The... theory has a slightly confusing name; it's called the non-shared environment theory, and it essentially argues that though from the outside it appears that we are growing up in the same family as our siblings, in very important ways we really aren't. We are not experiencing the same thing.
"Children grow up in different families because most siblings differ in age, and so the timing with which you go through your family's [major events] is different," says Susan McHale, a researcher at Pennsylvania State University. "You know, a parent loses a job, parents get divorced. If you are three or five years behind your sibling, the experience of a 5-year-old whose parents get divorced is very different from the experience of a 9-year-old or a 10-year-old."
Also, McHale says, children in the same family are rarely treated the same by their parents, even if parents want to treat them the same.
"Children have different needs," McHale says. "They have different interests. They have different personalities that are eliciting different treatment from parents."This is very true in my household. When Teddy was 2, Rich was working in a lab and I was working at night. He had pretty close to our undivided attention. I was 34 and pregnant with Peter. We had both Lemon and Tai in our home. We lived in a single floor apartment. Teddy spent a lot of time on Daddy's lap, watching the computer. He wasn't getting out among other kids his age much... unless I got together with some of my friends from MOMS club. But we read to him every night. He was still in his crib, though we were talking about converting his bed to a toddler bed.
Now, looking at Peter at 2, Rich is working a (basically) 9 to 5 job. He also tutors several nights a week and teaches one night a week. I'm the one that is with the boys a majority of the time. Peter has to share attention with Teddy because he's not an only child. I'm not pregnant, so there is no one new in the household. We had to put Tai to sleep last year, so the only pet is Lemon. We're in a new apartment, a townhome. He gets to run up and down stairs all day. Because of the hecticness of our lives, he doesn't have the same amount of computer time that Teddy did. He's been interacting with kids his own age since he was a baby - first at Story Time at our local library, then at PDO two days a week from the time he was 1. He still gets read to every night, but he has to share picking books with his brother. And sometimes, his brother reads to him so he's got another voice to learn reading from. He's been in his toddler bed since right before his 2nd birthday.

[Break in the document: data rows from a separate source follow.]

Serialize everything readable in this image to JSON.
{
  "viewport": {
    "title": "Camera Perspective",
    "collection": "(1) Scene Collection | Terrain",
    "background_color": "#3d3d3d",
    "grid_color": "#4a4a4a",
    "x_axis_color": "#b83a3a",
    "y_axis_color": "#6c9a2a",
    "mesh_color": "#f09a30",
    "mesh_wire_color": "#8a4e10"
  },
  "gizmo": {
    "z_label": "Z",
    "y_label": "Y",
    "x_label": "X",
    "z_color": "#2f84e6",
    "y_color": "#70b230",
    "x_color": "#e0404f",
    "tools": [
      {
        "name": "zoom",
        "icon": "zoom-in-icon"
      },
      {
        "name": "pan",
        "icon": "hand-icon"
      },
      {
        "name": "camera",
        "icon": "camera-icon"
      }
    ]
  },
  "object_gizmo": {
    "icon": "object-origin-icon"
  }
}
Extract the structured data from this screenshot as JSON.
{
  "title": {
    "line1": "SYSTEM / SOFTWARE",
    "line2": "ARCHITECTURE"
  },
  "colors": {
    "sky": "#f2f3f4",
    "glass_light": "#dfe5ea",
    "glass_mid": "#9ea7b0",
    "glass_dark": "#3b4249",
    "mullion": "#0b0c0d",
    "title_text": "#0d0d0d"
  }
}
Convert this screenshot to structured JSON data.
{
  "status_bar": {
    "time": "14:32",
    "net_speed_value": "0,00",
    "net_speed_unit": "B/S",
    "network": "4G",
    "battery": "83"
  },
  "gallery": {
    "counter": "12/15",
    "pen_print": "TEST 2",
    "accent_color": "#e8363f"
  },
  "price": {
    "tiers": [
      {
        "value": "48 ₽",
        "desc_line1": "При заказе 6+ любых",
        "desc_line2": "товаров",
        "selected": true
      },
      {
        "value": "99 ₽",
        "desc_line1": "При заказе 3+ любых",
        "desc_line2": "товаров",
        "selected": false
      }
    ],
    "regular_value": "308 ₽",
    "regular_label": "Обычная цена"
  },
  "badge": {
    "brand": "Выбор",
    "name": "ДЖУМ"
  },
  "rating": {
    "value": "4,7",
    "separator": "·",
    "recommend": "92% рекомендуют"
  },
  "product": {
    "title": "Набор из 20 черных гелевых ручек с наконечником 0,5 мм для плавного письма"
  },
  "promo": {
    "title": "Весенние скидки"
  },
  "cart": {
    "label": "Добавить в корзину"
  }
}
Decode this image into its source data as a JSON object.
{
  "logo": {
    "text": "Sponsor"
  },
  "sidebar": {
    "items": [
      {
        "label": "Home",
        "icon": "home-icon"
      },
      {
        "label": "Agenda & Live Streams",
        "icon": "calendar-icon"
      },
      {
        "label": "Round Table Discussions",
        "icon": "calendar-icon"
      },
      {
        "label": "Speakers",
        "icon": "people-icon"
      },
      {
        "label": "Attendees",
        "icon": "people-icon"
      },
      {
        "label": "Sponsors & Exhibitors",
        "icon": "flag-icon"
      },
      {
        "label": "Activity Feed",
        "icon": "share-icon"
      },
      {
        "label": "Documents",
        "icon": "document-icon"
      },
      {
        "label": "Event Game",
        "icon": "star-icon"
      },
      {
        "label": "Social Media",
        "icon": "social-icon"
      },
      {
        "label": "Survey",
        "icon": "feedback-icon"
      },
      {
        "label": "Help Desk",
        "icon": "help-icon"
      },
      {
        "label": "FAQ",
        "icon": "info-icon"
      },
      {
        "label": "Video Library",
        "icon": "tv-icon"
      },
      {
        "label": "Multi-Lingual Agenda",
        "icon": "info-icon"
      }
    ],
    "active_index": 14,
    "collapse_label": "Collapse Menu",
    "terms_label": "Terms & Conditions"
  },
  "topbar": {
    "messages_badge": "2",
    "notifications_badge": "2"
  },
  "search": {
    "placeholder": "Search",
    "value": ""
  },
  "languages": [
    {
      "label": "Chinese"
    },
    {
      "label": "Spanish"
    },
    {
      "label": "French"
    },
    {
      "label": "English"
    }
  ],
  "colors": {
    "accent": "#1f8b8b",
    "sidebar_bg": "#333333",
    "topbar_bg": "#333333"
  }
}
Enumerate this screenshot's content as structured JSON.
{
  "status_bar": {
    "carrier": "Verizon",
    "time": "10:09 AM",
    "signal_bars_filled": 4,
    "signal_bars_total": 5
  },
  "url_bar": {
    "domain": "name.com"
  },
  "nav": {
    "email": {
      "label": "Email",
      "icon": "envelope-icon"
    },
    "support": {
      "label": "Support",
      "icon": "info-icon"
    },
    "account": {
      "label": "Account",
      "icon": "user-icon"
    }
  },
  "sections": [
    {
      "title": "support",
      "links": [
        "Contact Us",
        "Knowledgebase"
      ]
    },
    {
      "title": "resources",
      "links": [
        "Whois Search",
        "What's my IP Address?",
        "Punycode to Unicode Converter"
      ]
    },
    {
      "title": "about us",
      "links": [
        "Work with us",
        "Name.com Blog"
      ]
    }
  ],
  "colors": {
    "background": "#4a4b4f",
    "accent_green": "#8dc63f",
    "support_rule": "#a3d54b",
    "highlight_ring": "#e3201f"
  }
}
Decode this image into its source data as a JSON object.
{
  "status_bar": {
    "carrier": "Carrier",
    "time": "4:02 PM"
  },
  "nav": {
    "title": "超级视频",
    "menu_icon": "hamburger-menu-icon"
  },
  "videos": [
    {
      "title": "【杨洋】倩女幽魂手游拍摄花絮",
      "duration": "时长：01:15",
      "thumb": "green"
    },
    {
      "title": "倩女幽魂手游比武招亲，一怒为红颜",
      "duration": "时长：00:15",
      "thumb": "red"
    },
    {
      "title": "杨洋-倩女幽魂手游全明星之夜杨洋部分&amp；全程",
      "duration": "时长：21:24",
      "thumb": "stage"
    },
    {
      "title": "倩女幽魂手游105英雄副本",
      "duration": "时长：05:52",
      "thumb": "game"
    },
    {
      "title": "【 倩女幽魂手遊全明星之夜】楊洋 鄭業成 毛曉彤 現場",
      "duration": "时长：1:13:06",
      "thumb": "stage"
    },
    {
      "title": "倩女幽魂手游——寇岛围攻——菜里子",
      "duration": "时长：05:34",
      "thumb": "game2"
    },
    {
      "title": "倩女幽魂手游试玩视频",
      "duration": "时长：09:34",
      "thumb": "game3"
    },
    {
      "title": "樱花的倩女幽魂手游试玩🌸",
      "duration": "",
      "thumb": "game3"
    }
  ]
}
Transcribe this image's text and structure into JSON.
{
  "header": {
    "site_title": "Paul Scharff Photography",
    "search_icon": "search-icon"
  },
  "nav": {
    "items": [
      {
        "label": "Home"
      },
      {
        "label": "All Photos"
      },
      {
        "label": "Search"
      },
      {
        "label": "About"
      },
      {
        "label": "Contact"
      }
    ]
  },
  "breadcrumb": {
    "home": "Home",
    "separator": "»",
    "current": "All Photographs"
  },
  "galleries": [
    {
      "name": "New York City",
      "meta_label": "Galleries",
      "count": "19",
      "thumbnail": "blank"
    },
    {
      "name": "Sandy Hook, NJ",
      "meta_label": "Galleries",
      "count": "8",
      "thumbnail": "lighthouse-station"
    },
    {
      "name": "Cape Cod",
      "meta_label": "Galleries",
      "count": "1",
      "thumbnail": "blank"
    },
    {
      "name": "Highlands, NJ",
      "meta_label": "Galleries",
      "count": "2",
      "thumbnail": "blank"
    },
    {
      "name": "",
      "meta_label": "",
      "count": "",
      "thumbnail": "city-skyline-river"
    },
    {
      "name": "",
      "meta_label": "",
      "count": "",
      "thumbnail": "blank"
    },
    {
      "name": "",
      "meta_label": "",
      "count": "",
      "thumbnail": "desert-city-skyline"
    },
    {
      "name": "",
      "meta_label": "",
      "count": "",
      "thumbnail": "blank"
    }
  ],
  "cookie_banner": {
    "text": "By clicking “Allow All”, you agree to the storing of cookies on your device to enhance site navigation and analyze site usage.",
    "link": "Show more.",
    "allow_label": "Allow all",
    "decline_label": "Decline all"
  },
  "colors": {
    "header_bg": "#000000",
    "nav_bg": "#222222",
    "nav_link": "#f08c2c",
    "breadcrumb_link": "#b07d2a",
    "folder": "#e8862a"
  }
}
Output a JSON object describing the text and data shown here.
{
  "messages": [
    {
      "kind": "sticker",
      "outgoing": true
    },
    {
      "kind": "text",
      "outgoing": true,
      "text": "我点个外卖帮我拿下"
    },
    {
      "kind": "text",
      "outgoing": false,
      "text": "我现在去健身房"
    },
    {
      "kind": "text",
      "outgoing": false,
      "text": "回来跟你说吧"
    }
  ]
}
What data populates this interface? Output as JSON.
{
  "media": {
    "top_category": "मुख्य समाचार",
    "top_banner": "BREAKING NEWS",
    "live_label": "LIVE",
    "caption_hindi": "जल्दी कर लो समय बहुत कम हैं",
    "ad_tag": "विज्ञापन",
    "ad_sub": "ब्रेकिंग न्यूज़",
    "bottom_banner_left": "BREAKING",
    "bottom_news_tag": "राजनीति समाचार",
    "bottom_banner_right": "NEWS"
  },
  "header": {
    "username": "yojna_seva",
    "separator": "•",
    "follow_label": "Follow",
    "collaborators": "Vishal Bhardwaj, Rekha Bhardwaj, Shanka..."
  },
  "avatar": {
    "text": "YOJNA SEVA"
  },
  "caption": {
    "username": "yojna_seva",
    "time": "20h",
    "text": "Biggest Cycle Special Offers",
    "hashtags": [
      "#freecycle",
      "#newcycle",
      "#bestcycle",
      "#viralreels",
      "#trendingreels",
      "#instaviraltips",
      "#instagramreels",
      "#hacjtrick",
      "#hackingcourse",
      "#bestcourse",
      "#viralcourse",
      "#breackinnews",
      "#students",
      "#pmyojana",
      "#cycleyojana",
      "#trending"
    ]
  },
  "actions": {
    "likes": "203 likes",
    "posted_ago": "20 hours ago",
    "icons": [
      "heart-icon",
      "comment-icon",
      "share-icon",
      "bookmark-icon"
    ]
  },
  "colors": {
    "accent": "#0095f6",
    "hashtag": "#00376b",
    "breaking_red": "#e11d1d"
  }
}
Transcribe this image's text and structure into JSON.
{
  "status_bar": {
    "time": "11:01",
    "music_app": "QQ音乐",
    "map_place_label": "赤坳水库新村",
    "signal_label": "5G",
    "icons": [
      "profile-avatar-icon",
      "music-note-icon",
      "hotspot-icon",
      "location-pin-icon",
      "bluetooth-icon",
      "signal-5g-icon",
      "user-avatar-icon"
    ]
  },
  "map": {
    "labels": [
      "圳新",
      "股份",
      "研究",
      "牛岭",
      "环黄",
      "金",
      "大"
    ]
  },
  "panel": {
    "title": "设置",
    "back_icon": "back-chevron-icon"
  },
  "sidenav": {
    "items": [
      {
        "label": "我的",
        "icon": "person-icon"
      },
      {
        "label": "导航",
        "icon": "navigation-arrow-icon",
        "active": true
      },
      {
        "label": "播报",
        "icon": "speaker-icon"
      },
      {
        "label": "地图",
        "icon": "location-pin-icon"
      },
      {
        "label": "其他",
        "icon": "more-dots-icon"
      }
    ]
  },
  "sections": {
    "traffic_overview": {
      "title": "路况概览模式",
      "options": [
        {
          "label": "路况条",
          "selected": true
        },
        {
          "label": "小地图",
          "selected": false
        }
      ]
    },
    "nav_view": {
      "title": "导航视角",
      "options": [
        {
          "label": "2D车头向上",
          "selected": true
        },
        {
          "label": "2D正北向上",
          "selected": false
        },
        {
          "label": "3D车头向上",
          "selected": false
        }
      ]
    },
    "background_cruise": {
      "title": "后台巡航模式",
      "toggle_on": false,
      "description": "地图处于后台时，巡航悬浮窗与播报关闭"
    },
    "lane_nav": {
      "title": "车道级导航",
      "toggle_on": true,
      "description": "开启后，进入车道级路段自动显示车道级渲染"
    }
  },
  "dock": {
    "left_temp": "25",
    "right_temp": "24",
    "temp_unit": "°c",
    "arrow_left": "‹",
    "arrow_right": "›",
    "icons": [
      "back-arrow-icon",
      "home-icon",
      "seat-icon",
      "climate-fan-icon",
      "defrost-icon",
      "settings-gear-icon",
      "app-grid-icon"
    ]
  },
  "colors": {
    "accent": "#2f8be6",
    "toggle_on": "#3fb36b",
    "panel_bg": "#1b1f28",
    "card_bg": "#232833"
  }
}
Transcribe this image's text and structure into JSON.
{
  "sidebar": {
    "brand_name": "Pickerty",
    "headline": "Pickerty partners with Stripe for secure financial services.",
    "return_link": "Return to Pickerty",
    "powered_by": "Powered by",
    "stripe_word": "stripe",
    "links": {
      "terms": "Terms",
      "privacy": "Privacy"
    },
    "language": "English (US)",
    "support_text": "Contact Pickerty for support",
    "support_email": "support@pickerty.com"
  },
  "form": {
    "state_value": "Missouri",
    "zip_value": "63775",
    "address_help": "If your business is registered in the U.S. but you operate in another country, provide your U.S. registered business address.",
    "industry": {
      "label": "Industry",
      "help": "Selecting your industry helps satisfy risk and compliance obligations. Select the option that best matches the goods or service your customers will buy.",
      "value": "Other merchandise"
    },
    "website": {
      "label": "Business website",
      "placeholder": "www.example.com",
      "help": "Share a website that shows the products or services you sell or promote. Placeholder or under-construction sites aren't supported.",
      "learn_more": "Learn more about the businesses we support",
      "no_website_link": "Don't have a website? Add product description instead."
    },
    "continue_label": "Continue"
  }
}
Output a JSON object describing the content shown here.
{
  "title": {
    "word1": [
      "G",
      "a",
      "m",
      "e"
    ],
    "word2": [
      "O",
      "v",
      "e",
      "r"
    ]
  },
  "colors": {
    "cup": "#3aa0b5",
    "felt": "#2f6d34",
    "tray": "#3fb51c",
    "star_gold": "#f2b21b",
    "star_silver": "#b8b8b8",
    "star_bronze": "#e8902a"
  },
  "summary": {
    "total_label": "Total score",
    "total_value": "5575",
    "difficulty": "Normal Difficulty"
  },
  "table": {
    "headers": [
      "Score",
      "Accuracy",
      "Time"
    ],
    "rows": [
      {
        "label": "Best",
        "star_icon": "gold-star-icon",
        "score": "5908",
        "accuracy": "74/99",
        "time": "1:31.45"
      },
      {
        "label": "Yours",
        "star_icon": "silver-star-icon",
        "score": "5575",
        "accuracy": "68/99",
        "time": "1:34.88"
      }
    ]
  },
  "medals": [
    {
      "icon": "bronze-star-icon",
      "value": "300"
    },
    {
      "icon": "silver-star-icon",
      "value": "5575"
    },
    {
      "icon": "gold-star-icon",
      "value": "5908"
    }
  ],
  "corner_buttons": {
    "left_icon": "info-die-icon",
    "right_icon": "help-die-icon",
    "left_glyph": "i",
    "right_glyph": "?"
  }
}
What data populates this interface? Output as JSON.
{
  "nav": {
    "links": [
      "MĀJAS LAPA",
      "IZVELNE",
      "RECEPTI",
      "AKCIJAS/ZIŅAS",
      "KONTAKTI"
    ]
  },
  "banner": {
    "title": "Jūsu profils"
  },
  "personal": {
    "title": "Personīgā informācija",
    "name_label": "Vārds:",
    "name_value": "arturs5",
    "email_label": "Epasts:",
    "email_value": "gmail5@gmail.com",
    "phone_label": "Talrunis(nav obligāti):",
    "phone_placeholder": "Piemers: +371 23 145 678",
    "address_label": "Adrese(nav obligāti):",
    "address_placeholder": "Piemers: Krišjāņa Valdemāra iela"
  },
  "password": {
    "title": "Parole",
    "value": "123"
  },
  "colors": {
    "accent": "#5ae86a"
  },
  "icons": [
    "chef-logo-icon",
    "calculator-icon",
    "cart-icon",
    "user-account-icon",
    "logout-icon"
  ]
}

And their personalities are completely different. Teddy is my little thinker. He is content to sit and read, work on the computer, play his GBA. He has two modes - quiet and loud. Nothing in between. He's interested in the spoken word and wants to know why and how things work. He'll run around with his brother or his friends, playing pretend and being silly. But more often, he wants to just read or play on his GBA. He doesn't care for crafts much. He never tries to color inside the lines, and he never colors for long. A couple swipes of the crayon across the paper and he's done. But he loves to read any words that are on that paper. He constantly gives hugs and kisses. Very lovable. I don't think he's been shy a day in his life. When he gets sick, he gets whiny. And he loves to eat a wide variety of food.
Whereas Peter is a ball of constant energy. He's always running, climbing, jumping. He doesn't have a volume button. Everything is always loud. He has no interest in learning his alphabet or how to count, figuring out his colors (first guess for everything is blue) or anything else "intellectual". He'd rather run or create. Unlike his brother, he loves to color. My walls are a variety of colors thanks to his crayons. When we go out to eat, his little place mat has scribbles all over it. He loves to get messy and be doing something. He will sit down with a book and "read", but usually only at bedtime or nap time. He only gives hugs and kisses on his terms. When he's sick or tired, he'll climb onto my lap or Rich's and snuggle, his plo (pillow) clutched in his hand between us and him. When we're in public, he'll give shy smiles, but he won't say much. Even with people that he knows, like the teachers at his PDO, he will be quieter at first. Of course, once he feels comfortable with someone, he doesn't shut up. But it takes time that it never has with Teddy. And he never wants to eat much. We'll give him plates of food - not a lot, but serving sizes for his age - and he'll take a bite or two. He's pickier than Teddy, though I wouldn't call him a picky eater.
And Peter is the one I've often scratched my head with thinking, "Now how do I handle THIS?" He does go through a lot of the things Teddy did, but there are some things that I never had to worry about with Teddy. Like coloring on walls. Like hitting and biting. And I don't know how to deal with them effectively. (Ok, there's a lot that I STILL don't know how to deal with effectively, but that's another story for another time.) I haven't found a good resource on how to deal with it when your younger son bites and hits your older son.
They'll never be the same boys. I won't always deal with the same problems in life. And, being boys and me growing up with a younger sister, it's all new territory for me. I'm still trying to figure out how to treat each of my boys so they can be who they are meant to be. I'm not always successful. I get frustrated and paint everything with the same brush because I'm frustrated. I need to stop doing so and I'm working on that. But sometimes, I wish I had someone to help guide me through this path, someone who's been there and faced a lot of the same issues. Because, second child or not, I'm still making it up as I go along. And somehow, I don't expect that will ever change.